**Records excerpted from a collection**
------------------------------------------------
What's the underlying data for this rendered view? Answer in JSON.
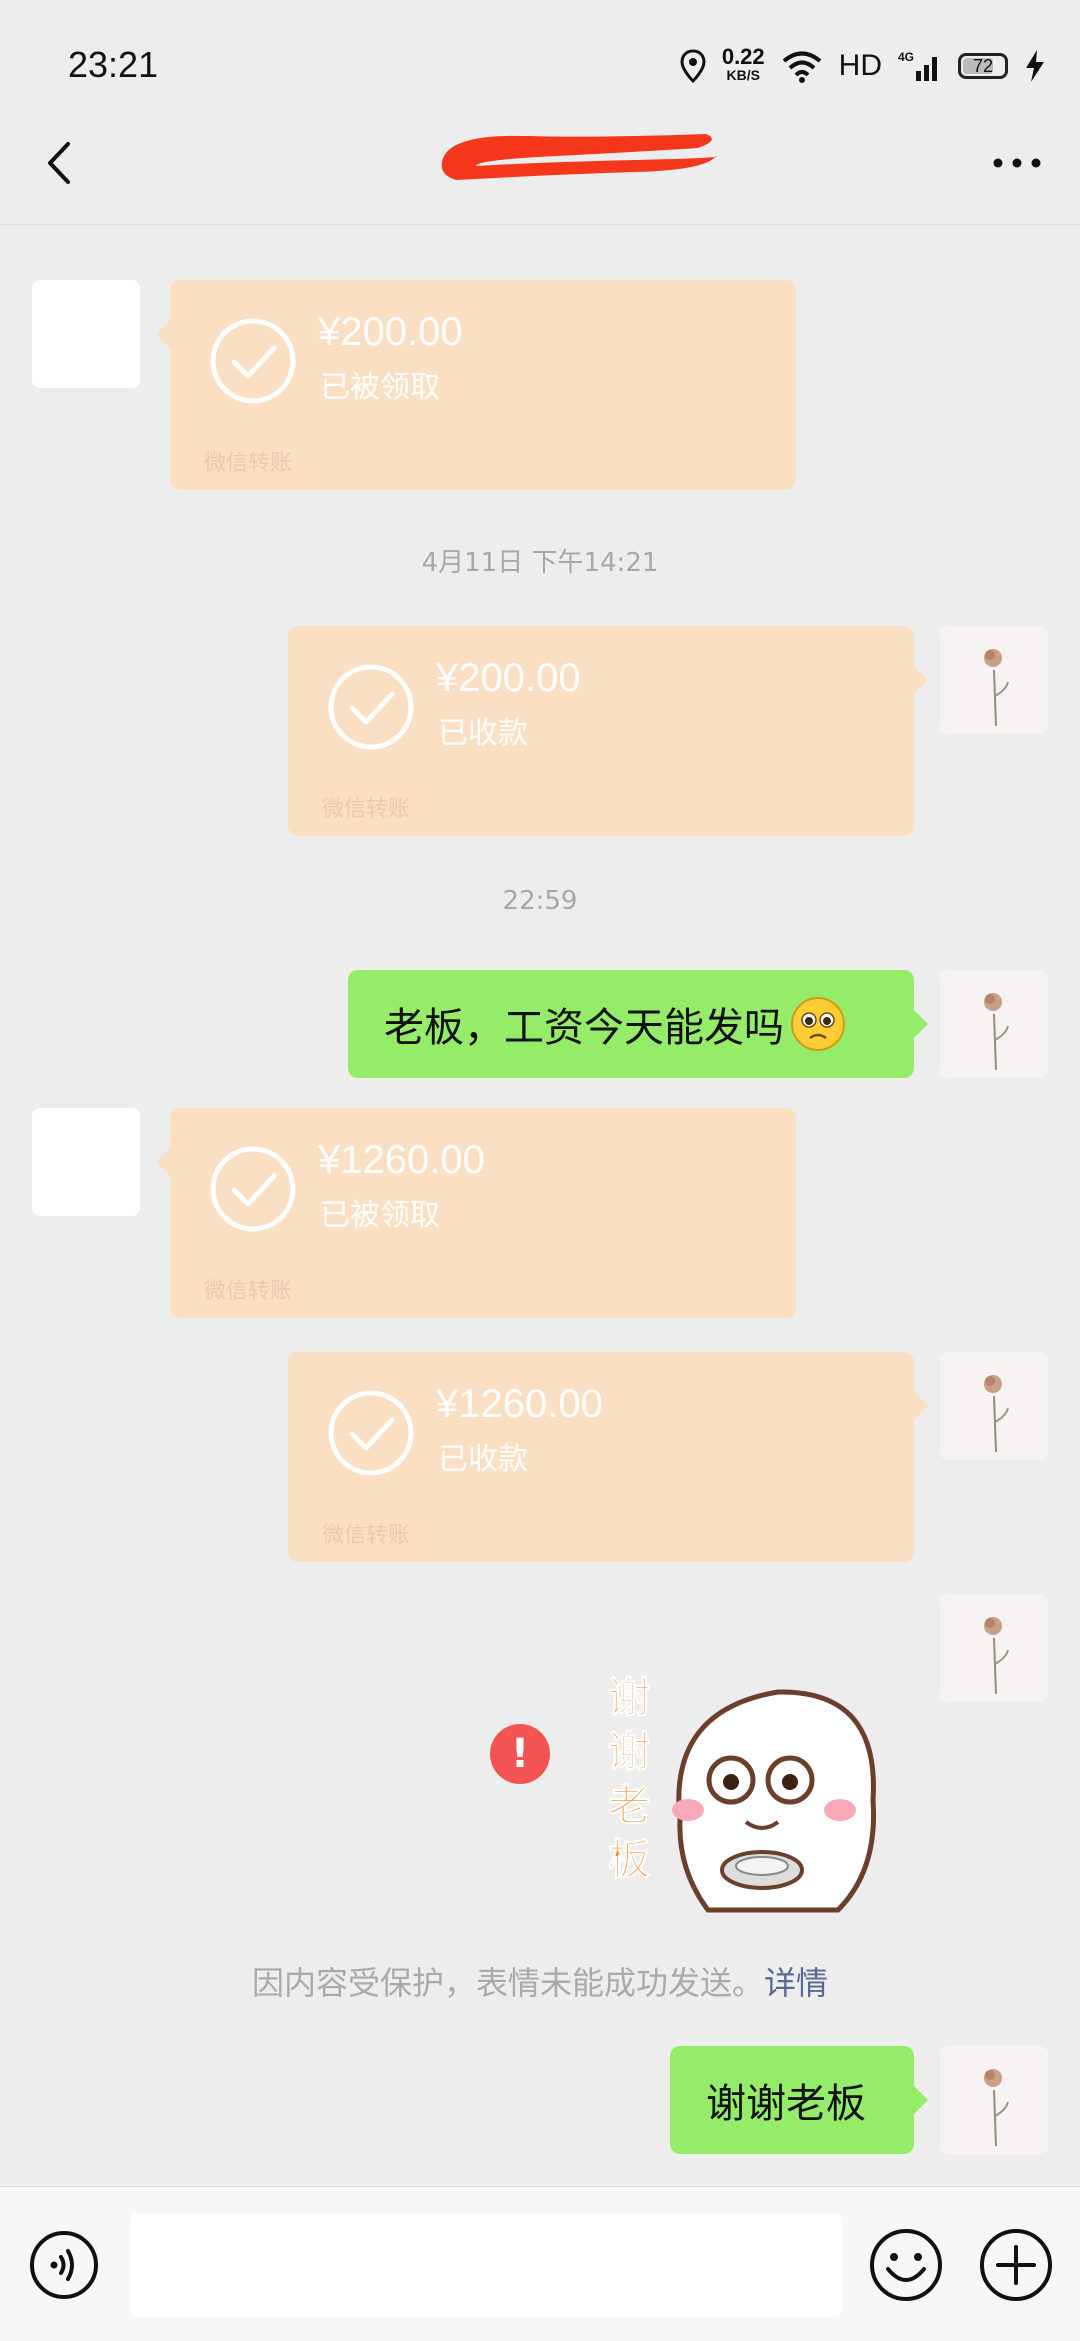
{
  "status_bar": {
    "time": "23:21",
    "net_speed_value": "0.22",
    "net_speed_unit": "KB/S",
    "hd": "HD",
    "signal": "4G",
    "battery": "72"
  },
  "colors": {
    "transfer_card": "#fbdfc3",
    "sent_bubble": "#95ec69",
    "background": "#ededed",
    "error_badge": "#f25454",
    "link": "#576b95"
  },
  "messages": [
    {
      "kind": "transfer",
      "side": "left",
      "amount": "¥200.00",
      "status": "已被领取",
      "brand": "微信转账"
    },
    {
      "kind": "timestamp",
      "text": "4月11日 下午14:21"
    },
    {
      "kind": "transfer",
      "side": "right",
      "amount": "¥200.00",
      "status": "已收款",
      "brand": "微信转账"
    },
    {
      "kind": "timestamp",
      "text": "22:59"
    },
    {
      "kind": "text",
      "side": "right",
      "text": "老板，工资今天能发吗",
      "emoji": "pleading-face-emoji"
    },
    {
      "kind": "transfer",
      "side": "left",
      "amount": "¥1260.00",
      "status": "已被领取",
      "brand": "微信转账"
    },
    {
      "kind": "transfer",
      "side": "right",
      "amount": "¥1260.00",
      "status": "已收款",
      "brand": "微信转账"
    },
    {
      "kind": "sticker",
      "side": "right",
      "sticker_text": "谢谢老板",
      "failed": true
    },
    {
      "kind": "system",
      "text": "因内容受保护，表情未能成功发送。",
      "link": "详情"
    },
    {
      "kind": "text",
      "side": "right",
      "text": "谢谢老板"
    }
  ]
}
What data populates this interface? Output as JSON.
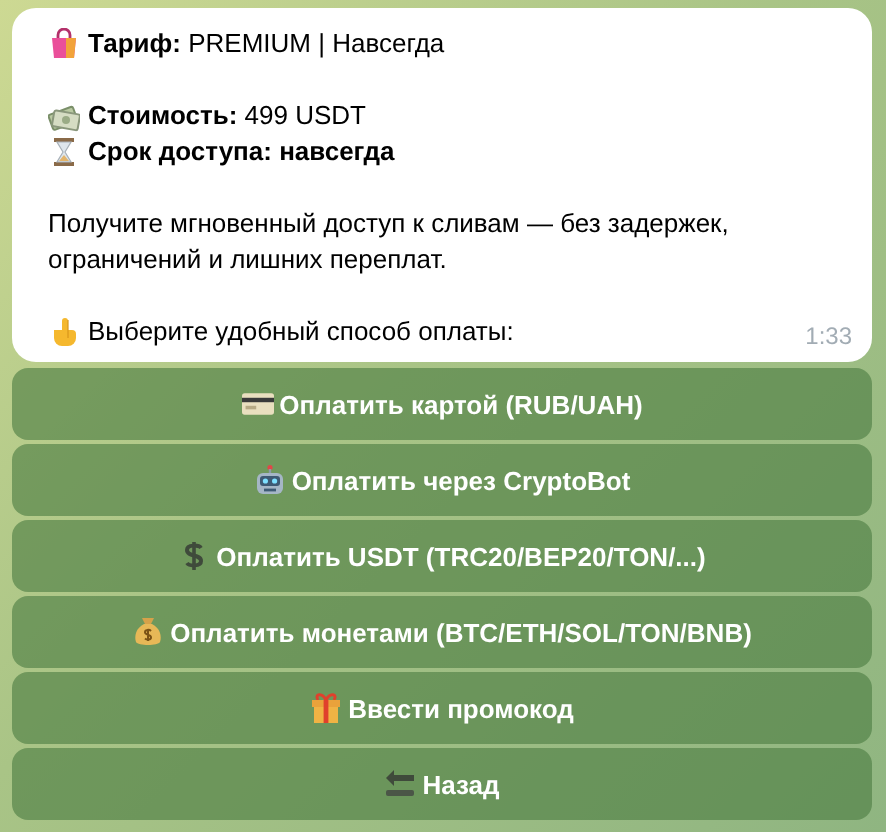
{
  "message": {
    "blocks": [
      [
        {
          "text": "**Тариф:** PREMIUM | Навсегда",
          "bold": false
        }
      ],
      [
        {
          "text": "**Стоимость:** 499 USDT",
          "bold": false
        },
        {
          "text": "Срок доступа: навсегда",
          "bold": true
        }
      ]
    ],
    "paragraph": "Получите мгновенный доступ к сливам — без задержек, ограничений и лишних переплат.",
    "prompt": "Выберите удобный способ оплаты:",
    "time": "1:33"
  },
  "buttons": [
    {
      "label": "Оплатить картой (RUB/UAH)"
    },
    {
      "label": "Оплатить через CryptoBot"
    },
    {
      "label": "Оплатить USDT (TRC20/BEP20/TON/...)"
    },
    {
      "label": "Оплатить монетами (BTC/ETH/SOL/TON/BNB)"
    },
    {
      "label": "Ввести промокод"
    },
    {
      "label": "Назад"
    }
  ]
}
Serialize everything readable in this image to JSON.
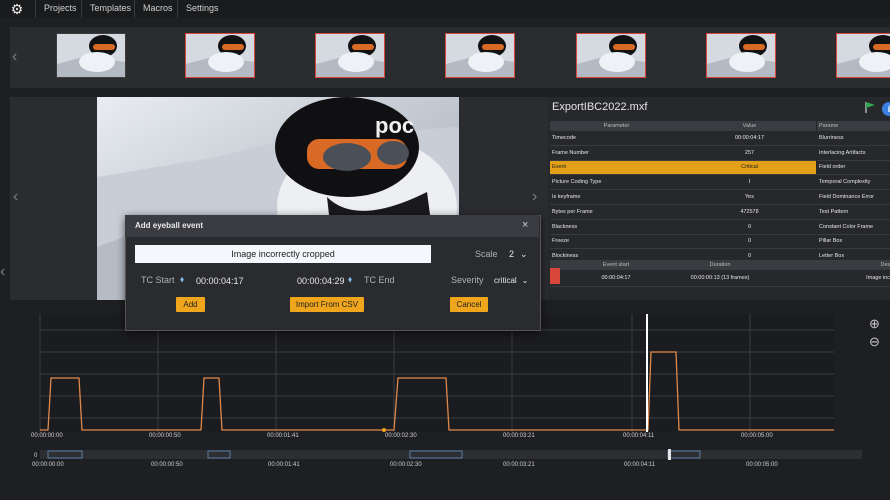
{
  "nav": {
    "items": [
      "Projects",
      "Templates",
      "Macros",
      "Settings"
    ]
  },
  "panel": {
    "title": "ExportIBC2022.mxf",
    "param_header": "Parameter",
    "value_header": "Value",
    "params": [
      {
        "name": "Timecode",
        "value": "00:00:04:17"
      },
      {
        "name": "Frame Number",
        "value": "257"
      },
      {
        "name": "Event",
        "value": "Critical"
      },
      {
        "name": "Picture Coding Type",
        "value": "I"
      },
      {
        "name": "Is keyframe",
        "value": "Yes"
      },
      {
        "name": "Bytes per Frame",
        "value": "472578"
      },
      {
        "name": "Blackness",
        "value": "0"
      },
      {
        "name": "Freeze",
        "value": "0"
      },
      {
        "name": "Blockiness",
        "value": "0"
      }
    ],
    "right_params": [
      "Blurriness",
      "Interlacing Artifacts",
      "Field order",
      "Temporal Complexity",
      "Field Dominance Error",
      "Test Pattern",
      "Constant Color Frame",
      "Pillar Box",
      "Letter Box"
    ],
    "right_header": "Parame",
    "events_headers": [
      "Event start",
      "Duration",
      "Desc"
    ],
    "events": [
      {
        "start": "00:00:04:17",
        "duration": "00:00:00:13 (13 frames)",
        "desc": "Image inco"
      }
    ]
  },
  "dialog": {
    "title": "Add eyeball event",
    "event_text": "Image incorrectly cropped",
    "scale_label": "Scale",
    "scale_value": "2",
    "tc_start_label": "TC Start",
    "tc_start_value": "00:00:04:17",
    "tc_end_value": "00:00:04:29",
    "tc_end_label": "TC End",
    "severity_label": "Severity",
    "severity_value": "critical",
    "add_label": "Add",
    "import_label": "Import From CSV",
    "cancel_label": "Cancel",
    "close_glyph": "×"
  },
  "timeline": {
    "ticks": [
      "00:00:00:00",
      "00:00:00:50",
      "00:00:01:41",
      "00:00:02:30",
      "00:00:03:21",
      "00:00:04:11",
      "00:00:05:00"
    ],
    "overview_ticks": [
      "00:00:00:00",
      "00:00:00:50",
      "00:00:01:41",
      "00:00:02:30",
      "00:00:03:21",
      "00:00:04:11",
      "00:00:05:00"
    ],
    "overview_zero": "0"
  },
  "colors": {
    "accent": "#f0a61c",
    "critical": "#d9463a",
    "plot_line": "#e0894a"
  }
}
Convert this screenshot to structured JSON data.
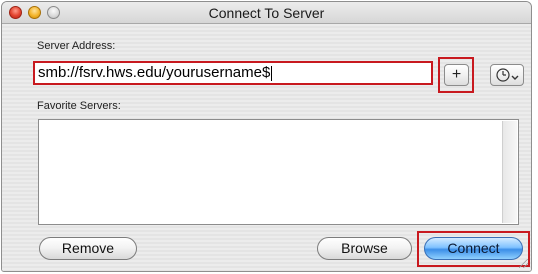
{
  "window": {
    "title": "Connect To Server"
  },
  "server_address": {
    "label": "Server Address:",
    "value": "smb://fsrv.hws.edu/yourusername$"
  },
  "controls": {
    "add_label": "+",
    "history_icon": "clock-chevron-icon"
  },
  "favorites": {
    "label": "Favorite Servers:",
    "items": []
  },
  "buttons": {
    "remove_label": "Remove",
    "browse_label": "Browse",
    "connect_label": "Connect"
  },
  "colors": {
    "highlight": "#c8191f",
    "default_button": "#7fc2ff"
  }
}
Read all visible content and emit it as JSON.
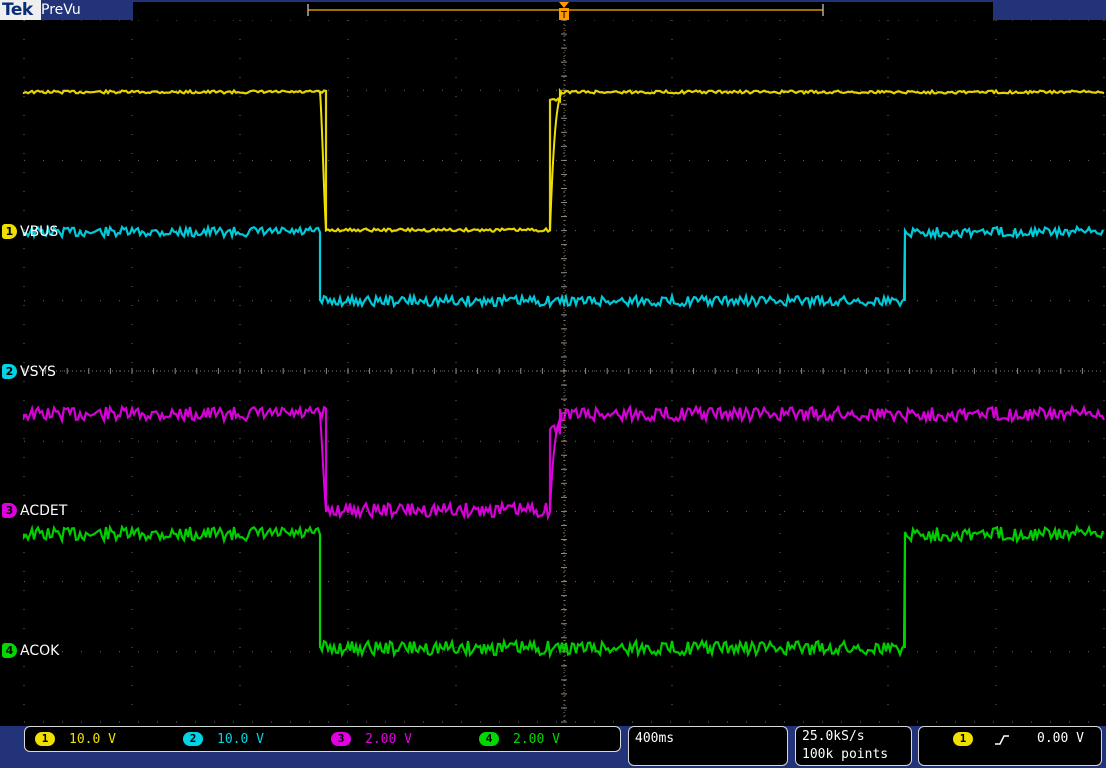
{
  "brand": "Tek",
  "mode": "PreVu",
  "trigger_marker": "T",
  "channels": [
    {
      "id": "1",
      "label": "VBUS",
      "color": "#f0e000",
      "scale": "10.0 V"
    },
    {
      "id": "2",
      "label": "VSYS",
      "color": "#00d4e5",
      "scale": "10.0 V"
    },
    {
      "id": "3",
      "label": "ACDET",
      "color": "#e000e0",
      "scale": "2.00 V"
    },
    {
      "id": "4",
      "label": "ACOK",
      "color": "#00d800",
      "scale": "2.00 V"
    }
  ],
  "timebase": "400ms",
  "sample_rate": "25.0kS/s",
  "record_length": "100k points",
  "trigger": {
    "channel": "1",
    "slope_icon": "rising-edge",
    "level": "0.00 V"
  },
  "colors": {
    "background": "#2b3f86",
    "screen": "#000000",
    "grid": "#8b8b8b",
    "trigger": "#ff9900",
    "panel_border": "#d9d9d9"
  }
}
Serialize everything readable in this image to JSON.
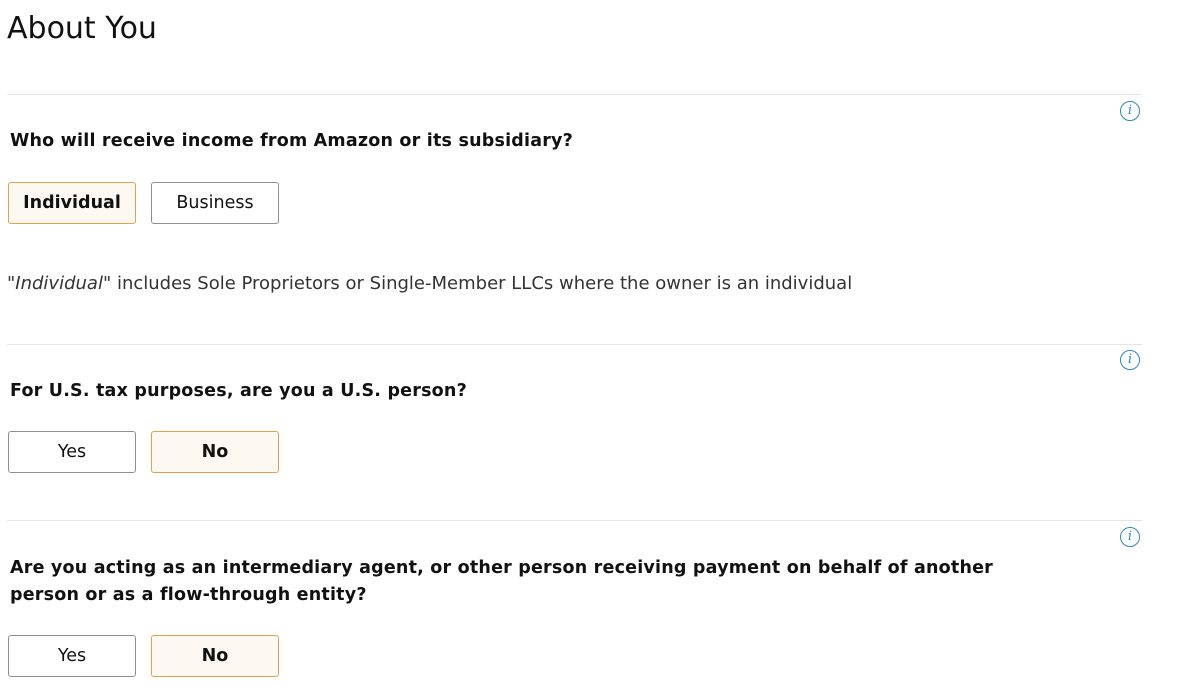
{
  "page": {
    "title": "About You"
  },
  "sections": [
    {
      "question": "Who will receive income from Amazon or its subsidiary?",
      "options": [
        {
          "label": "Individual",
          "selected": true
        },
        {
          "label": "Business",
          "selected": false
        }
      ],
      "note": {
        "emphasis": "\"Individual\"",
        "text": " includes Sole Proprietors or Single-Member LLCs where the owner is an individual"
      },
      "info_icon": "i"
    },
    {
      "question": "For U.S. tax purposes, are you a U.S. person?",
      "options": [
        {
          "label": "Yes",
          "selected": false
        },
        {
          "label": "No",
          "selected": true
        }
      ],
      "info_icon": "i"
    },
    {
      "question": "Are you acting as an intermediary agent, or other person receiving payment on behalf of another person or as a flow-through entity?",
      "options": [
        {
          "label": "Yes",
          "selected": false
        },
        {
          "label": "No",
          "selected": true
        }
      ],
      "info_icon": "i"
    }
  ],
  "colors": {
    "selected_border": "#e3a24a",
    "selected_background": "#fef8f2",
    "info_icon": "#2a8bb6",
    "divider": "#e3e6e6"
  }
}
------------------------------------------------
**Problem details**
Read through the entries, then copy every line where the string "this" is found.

**Answer section**
What's the underlying data for this rendered view? Answer in JSON.
What data populates this interface? Output as JSON.
Serialize everything readable in this image to JSON.
Convert this screenshot to structured JSON data.
Serialize everything readable in this image to JSON.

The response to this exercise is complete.